(Input data Opens)
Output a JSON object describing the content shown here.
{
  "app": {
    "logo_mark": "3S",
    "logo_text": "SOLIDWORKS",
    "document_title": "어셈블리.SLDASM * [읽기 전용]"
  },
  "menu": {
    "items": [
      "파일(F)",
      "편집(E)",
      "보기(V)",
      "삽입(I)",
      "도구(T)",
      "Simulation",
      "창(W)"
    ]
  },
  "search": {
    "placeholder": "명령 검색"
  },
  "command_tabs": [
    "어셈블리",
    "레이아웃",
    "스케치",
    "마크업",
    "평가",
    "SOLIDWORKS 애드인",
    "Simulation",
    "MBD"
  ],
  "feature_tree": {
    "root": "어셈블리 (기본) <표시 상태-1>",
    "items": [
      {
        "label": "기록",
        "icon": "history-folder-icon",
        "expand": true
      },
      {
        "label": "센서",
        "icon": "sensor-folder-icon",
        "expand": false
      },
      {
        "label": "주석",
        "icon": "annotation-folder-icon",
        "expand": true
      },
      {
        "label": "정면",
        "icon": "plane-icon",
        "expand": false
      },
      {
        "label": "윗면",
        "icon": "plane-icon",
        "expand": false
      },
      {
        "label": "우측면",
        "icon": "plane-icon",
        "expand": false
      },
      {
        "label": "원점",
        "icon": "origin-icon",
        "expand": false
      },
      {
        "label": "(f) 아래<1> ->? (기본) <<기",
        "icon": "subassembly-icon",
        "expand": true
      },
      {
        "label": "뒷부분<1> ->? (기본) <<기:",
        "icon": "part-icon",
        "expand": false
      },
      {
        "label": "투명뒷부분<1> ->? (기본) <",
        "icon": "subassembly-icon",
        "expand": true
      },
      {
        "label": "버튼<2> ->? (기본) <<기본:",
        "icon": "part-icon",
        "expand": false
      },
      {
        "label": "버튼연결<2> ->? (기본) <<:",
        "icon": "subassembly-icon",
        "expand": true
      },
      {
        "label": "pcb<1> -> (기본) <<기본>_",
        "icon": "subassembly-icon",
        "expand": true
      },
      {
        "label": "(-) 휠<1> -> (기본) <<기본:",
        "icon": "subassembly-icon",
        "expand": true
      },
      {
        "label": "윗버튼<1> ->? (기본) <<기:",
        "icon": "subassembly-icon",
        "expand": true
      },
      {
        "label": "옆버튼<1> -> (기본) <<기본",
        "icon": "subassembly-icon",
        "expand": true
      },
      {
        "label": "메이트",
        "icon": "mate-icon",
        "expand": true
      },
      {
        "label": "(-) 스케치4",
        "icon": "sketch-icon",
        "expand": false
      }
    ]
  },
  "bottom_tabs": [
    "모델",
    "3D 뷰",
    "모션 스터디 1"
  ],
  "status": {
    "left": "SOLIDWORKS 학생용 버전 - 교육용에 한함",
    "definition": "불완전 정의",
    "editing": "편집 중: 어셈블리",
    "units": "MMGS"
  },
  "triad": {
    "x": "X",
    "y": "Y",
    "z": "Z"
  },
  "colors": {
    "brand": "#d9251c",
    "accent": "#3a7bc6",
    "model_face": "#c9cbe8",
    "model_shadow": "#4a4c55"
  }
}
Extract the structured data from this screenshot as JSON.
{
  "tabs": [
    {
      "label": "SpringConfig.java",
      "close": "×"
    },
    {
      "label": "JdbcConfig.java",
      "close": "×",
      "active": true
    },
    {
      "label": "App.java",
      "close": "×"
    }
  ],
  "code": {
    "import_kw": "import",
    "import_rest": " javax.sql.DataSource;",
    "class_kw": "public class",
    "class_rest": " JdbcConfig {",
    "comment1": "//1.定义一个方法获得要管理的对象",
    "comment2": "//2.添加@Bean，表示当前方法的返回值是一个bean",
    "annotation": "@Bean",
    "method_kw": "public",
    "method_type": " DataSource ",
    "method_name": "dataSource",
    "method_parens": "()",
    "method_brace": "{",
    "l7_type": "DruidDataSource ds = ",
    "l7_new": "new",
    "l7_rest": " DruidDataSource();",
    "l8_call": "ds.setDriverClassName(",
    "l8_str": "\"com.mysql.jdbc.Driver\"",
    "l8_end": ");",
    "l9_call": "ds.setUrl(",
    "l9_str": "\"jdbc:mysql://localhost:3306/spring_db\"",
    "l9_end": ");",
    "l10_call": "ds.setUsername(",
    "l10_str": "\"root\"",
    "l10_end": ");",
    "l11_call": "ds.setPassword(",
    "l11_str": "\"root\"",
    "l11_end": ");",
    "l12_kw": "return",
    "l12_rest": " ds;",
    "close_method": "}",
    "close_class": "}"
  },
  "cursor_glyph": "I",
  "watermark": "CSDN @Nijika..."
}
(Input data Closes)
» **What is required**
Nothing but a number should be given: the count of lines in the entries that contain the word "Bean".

» **Result of this exercise**
2